GM Forms Consortium to Promote Ethanol as Alternative, Renewable Fuel

GM Forms Consortium to Promote Ethanol as Alternative, Renewable Fuel

General Motors has announced it will lead a joint demonstration project in partnership with the state of California, Chevron Technology Ventures, and Pacific Ethanol to learn more about consumer awareness and acceptance of E85 as a motor vehicle fuel by demonstrating its use in GM's flexible-fuel vehicles. The announcement was made at the Los Angeles Auto Show.

GM plans to offer up to 100 E85-capable Chevrolet Impala passenger cars and Silverado pickup trucks for consideration in the state's annual competitive bid process. Flexible-fuel vehicles will be used by the California Department of Transportation (CalTrans) at various operations in Northern California and the state’s Central Valley. Chevron Technology Ventures will work with CalTrans to provide E85 fuel and install the necessary refueling pumps in these locations. Pacific Ethanol, a California-based ethanol production and marketing company, intends to provide the ethanol to Chevron Technology Ventures for the project.

Since California currently imports more than half of its crude oil, it has become a statewide priority to develop and grow diverse energy sources. The ethanol project is designed to explore the merits of E85 to help meet that goal, and its potential to meet and exceed California’s high standards for fuel quality and environmental emissions.

Although somewhat lower in energy content, ethanol delivers similar performance as regular gasoline and is a renewable, domestically-produced fuel. E85, a blend of 85% ethyl alcohol and 15% gasoline, is produced from the starch and sugar in agricultural products, primarily domestically-produced corn.

For GM, this collaboration with the state of California is an important first step in helping create and grow an E85 refueling infrastructure for its E85-capable vehicles currently on the road and in showrooms, says Elizabeth A. Lowery, GM’s vice president of environment and energy.

Pacific Ethanol is constructing a large-scale ethanol facility in Madera, Calif., and has plans to build four ethanol plants in the state during the next two years, according to Bill Jones, Pacific Ethanol’s Chairman.

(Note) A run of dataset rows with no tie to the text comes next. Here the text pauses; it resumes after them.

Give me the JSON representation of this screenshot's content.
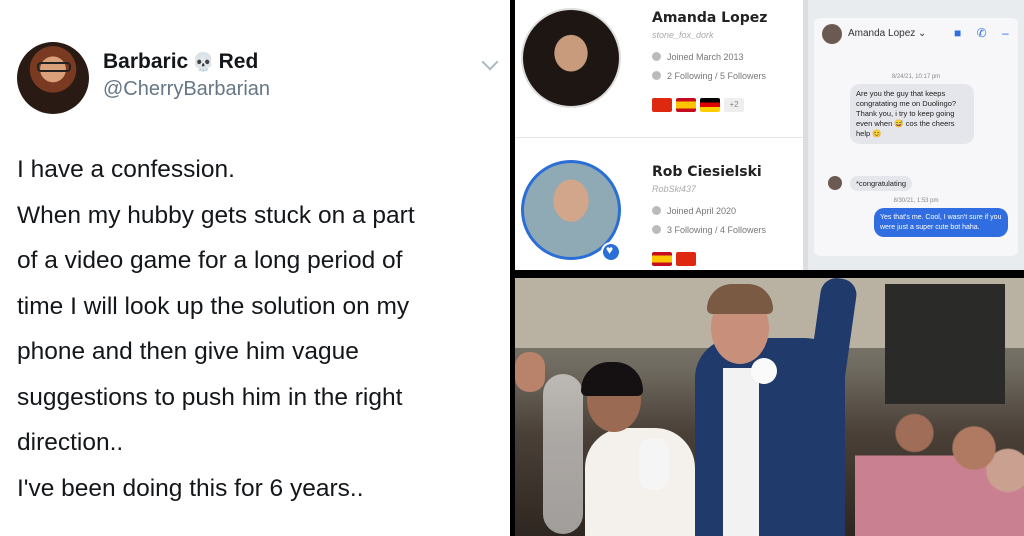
{
  "tweet": {
    "display_name_first": "Barbaric",
    "display_name_emoji": "💀",
    "display_name_last": "Red",
    "handle": "@CherryBarbarian",
    "lines": [
      "I have a confession.",
      "When my hubby gets stuck on a part",
      "of a video game for a long period of",
      "time I will look up the solution on my",
      "phone and then give him vague",
      "suggestions to push him in the right",
      "direction..",
      "I've been doing this for 6 years.."
    ]
  },
  "profiles": [
    {
      "name": "Amanda Lopez",
      "username": "stone_fox_dork",
      "joined": "Joined March 2013",
      "follow": "2 Following / 5 Followers",
      "flags": [
        "cn",
        "es",
        "de"
      ],
      "more": "+2"
    },
    {
      "name": "Rob Ciesielski",
      "username": "RobSki437",
      "joined": "Joined April 2020",
      "follow": "3 Following / 4 Followers",
      "flags": [
        "es",
        "cn"
      ]
    }
  ],
  "messenger": {
    "contact": "Amanda Lopez ⌄",
    "icons": "■ ✆ –",
    "ts1": "8/24/21, 10:17 pm",
    "msg1": "Are you the guy that keeps congratating me on Duolingo? Thank you, i try to keep going even when 😅 cos the cheers help 😊",
    "msg2": "*congratulating",
    "ts2": "8/30/21, 1:53 pm",
    "reply": "Yes that's me. Cool, I wasn't sure if you were just a super cute bot haha."
  }
}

Each plant will create more than 700 new jobs in California, and infuse more than $100 million in capital into the local economy, says Jones.

GM has made a major commitment to E85 flexible fuel vehicles in the United States, with 1.5 million of these vehicles on the road today. GM approved the use of 10% ethanol blended gasoline in all GM products more than 20 years ago, and produces almost five million E10 capable vehicles annually.

For the 2006 model year, GM offers nine E85 flexible fuel vehicles, including the Chevrolet Tahoe, GMC Yukon, Chevrolet Suburban, GMC Yukon XL, Chevrolet Silverado, GMC Sierra, Chevrolet Avalanche, Chevrolet Impala, and the Chevrolet Monte Carlo. In Europe, the GM-owned Saab brand is making significant headway with the E85-fueled Saab 9-5 BioPower, which is now available to consumers in Sweden and Germany. A 310 hp concept version of the 9-5 BioPower debuted at the 2006 Los Angeles Auto Show to illustrate how Saab might extend this initiative to the United States.

GM’s E85 vehicles are capable of operating on either gasoline or 85% ethanol without any additional modifications, aftermarket conversions, or cumbersome switches for vehicle users. Currently, there are more than 400 public E85 fueling sites in operation across the nation.

In addition to producing E85 flexible fuel vehicles, GM has also partnered with the Governors’ Ethanol Coalition (GEC), a bipartisan group of governors devoted to the promotion and increased use of ethanol. This collaborative effort is designed to increase awareness of ethanol and flexible fuel vehicles, and to promote the increased use of E85 as a renewable, alternative transportation fuel that is able to meet the demands of today’s drivers.